◆ **Task details**: Each entry below needs to be copied exactly, with nothing dropped.

(Dataset rows for apps and sites)
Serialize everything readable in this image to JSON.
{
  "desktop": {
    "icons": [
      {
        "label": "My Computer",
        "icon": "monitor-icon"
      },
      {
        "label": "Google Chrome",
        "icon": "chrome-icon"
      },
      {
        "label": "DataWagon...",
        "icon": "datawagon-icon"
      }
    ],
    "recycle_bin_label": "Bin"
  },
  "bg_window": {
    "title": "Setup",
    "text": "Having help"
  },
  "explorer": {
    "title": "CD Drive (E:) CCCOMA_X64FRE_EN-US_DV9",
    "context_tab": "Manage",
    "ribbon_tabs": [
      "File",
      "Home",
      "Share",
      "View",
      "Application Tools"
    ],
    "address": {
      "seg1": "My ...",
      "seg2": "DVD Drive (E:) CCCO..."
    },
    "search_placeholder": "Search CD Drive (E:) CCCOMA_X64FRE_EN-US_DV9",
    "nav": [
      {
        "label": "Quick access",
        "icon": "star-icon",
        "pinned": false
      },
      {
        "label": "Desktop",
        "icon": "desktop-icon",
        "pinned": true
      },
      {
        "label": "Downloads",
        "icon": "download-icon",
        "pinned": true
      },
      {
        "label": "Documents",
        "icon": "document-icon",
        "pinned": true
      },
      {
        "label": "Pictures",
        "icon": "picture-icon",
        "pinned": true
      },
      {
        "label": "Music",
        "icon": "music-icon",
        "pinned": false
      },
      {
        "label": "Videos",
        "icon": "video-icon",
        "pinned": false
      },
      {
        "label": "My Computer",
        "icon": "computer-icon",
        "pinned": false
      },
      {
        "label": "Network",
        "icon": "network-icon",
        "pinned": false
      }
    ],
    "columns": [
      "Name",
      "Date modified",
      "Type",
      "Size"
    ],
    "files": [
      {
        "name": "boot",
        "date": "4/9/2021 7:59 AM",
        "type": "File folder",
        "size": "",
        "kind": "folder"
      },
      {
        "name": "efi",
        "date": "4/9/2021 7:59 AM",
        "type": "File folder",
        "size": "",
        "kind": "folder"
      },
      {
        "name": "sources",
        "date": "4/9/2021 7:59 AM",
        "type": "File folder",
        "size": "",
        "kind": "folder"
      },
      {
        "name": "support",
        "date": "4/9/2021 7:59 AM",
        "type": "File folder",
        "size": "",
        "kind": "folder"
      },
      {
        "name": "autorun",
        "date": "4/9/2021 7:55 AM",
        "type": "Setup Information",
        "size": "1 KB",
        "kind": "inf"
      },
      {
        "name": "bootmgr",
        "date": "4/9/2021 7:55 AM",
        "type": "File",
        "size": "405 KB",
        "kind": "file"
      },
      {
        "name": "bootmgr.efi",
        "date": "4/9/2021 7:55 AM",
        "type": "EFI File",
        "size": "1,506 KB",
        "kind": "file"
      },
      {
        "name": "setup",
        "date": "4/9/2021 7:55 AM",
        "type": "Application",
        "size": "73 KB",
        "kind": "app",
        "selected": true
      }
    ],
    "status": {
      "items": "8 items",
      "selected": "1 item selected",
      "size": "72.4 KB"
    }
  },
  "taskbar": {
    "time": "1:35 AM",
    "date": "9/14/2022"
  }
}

◆ **Finished task**:
Serialize everything readable in this image to JSON.
{
  "desktop": {
    "icons": [
      {
        "label": "My Computer",
        "icon": "monitor-icon"
      },
      {
        "label": "Google Chrome",
        "icon": "chrome-icon"
      },
      {
        "label": "DataWagon...",
        "icon": "datawagon-icon"
      }
    ],
    "recycle_bin_label": "Bin"
  },
  "bg_window": {
    "title": "Setup",
    "text": "Having help"
  },
  "explorer": {
    "title": "CD Drive (E:) CCCOMA_X64FRE_EN-US_DV9",
    "context_tab": "Manage",
    "ribbon_tabs": [
      "File",
      "Home",
      "Share",
      "View",
      "Application Tools"
    ],
    "address": {
      "seg1": "My ...",
      "seg2": "DVD Drive (E:) CCCO..."
    },
    "search_placeholder": "Search CD Drive (E:) CCCOMA_X64FRE_EN-US_DV9",
    "nav": [
      {
        "label": "Quick access",
        "icon": "star-icon",
        "pinned": false
      },
      {
        "label": "Desktop",
        "icon": "desktop-icon",
        "pinned": true
      },
      {
        "label": "Downloads",
        "icon": "download-icon",
        "pinned": true
      },
      {
        "label": "Documents",
        "icon": "document-icon",
        "pinned": true
      },
      {
        "label": "Pictures",
        "icon": "picture-icon",
        "pinned": true
      },
      {
        "label": "Music",
        "icon": "music-icon",
        "pinned": false
      },
      {
        "label": "Videos",
        "icon": "video-icon",
        "pinned": false
      },
      {
        "label": "My Computer",
        "icon": "computer-icon",
        "pinned": false
      },
      {
        "label": "Network",
        "icon": "network-icon",
        "pinned": false
      }
    ],
    "columns": [
      "Name",
      "Date modified",
      "Type",
      "Size"
    ],
    "files": [
      {
        "name": "boot",
        "date": "4/9/2021 7:59 AM",
        "type": "File folder",
        "size": "",
        "kind": "folder"
      },
      {
        "name": "efi",
        "date": "4/9/2021 7:59 AM",
        "type": "File folder",
        "size": "",
        "kind": "folder"
      },
      {
        "name": "sources",
        "date": "4/9/2021 7:59 AM",
        "type": "File folder",
        "size": "",
        "kind": "folder"
      },
      {
        "name": "support",
        "date": "4/9/2021 7:59 AM",
        "type": "File folder",
        "size": "",
        "kind": "folder"
      },
      {
        "name": "autorun",
        "date": "4/9/2021 7:55 AM",
        "type": "Setup Information",
        "size": "1 KB",
        "kind": "inf"
      },
      {
        "name": "bootmgr",
        "date": "4/9/2021 7:55 AM",
        "type": "File",
        "size": "405 KB",
        "kind": "file"
      },
      {
        "name": "bootmgr.efi",
        "date": "4/9/2021 7:55 AM",
        "type": "EFI File",
        "size": "1,506 KB",
        "kind": "file"
      },
      {
        "name": "setup",
        "date": "4/9/2021 7:55 AM",
        "type": "Application",
        "size": "73 KB",
        "kind": "app",
        "selected": true
      }
    ],
    "status": {
      "items": "8 items",
      "selected": "1 item selected",
      "size": "72.4 KB"
    }
  },
  "taskbar": {
    "time": "1:35 AM",
    "date": "9/14/2022"
  }
}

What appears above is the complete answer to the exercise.